Jacinda Ardern Gets a Landslide Victory in New Zealand

Jacinda Ardern

Jacinda Ardern, New Zealand Prime Minister, claims a landslide victory in the country’s general election after her COVID-19 response.

With total votes counted, Ardern’s center-left Labour Party won 49.1%, resulting in 64 projected seats and an absolute parliamentary majority never seen before.

On the other hand, the opposition center-right National Party won 26.8% in Saturday’s poll, with only 35 seats in the 120-seat assembly.

Likewise, the final count of the Election Commission showed the following results: ACT New Zealand 8% of the votes (10 projected seats), the Greens 7.6% (10 projected seats), the Maori Party 1% (1 projected seats) and others 7.7% (0 projected seats).

This survey was formerly scheduled to take place in September but was postponed a month later due to a new COVID-19 outbreak.

Jacinda Ardern reports the COVID-19 situation in New Zealand

No party had managed to obtain an absolute majority in the country since the Mixed Member Proportional representation (MMP) was introduced as a voting system in 1996.

Ardern was praised worldwide for several reasons, including her response to the coronavirus pandemic.

Her victory becomes what is now one of the biggest changes in New Zealand’s electoral history for the past 80 years.
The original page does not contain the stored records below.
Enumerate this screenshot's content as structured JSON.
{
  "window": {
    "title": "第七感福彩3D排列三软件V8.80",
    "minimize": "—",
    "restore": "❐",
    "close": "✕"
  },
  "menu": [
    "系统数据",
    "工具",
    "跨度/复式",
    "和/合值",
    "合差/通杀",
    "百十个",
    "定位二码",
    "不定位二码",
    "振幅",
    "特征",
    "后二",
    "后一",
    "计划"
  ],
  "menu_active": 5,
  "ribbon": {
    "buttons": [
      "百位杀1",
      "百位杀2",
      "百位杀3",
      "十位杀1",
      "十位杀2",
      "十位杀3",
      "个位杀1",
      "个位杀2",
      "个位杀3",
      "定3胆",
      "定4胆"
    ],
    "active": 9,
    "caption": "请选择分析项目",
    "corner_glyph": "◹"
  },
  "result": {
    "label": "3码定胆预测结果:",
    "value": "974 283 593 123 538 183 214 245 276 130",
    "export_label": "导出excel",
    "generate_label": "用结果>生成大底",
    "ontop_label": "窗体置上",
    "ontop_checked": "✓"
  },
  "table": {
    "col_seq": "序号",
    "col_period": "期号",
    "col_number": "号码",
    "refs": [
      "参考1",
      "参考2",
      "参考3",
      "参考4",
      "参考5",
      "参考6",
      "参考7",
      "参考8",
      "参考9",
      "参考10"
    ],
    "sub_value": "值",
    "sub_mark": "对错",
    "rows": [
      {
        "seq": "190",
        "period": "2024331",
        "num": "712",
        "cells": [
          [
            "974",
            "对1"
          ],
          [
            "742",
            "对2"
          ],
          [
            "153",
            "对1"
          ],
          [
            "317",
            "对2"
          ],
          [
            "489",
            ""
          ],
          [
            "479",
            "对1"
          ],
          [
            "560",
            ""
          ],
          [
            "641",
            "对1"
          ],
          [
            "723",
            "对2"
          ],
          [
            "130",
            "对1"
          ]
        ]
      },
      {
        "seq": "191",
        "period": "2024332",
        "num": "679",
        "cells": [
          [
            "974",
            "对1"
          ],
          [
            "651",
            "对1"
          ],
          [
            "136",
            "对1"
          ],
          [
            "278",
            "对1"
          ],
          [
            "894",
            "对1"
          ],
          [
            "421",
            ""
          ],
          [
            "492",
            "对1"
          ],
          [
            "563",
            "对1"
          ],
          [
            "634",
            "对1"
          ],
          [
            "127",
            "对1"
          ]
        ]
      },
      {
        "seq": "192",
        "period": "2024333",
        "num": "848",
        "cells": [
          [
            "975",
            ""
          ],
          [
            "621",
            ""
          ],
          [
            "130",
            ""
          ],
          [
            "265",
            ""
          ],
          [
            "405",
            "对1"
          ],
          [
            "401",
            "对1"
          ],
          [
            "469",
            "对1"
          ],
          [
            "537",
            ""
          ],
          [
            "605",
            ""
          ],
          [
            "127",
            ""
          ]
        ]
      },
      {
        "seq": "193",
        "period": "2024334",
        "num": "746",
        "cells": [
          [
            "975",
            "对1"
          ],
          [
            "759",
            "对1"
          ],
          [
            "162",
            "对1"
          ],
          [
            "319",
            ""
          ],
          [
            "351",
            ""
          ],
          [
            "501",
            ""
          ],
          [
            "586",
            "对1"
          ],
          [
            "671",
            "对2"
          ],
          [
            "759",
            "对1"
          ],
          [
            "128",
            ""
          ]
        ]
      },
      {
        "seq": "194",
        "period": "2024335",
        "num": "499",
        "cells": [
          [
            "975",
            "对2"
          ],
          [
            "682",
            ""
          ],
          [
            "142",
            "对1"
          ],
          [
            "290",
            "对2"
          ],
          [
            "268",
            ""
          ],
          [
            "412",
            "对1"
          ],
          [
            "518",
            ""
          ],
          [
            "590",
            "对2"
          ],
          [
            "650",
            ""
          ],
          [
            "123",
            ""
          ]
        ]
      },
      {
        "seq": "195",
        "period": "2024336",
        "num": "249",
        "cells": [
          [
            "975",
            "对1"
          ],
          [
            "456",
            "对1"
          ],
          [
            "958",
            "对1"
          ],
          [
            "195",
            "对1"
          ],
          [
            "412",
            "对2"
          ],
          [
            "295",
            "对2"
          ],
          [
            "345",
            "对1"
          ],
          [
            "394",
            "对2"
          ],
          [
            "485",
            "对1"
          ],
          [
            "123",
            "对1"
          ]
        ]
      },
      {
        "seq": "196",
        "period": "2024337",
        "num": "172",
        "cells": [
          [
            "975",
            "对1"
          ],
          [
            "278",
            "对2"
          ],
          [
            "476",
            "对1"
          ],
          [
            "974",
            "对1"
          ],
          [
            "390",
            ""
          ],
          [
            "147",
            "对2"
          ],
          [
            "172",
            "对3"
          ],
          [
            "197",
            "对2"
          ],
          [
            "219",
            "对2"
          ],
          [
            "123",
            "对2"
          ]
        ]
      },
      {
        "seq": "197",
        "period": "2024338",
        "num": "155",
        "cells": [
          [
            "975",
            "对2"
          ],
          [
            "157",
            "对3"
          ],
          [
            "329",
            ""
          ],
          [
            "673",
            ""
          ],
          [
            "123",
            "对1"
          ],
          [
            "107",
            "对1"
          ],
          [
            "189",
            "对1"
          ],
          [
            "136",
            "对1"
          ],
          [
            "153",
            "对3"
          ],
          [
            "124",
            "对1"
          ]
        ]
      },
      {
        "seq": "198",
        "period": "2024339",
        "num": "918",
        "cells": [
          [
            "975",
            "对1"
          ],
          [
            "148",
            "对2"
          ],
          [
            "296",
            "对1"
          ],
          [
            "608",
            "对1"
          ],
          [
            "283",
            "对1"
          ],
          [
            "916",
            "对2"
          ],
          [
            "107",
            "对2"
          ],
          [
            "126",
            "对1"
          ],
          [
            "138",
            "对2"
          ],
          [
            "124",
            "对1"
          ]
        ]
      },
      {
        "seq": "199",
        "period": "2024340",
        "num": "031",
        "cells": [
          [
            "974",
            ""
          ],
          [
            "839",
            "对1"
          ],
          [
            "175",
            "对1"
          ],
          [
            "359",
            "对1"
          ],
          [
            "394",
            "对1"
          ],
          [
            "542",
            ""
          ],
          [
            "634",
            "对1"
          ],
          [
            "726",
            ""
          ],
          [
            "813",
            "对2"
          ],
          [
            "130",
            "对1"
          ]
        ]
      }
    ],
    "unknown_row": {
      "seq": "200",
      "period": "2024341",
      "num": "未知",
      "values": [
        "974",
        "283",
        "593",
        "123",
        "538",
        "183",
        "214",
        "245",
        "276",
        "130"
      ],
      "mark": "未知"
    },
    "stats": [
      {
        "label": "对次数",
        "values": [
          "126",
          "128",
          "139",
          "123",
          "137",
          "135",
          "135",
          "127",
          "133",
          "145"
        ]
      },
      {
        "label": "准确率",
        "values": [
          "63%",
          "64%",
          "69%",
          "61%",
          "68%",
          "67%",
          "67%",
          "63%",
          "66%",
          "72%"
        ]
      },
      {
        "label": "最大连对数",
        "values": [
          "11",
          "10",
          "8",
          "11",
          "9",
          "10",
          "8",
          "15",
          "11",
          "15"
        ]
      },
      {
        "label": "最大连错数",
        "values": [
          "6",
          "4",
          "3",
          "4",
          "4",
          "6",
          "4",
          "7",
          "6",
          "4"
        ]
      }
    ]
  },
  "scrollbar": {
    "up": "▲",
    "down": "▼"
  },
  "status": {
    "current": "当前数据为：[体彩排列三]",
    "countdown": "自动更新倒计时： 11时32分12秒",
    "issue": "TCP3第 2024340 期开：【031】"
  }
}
In this way, Ardern could seize the opportunity to form New Zealand’s first single-party government in decades. Plus, she could deliver on the progressive transformation he promised in her first term.

Jacinda Ardern, 40, spoke after her election victory and thanked both her supporters and volunteers. Besides, she added: “Most importantly thank you to the many people who gave us their vote, who trusted us to continue with leading New Zealand’s recovery”.

Ardern also said: “New Zealand has shown the Labour Party its greatest support in almost 50 years. We will not take your support for granted. And I can promise you we will be a party that governs for every New Zealander”.

Judith Collins, the leader of the National Party (NAT), congratulated Ms. Ardern and promised that her party would be a robust opposition. Moreover, referring to the next scheduled elections, she said: “Three years will be gone in the blink of an eye. We will be back”.

Ardern had already faced several challenges during her tenure as New Zealand Prime Minister, but this year her work has been praised for responding to the coronavirus pandemic.

New Zealand managed to stay 100 days without registering a new case of COVID-19. Also, there have been minor spikes.

For this new term as Prime Minister, Ardern vowed to instill more environmentally and climate-friendly policies, increase income taxes for the top earners, and boost funding for disadvantaged schools.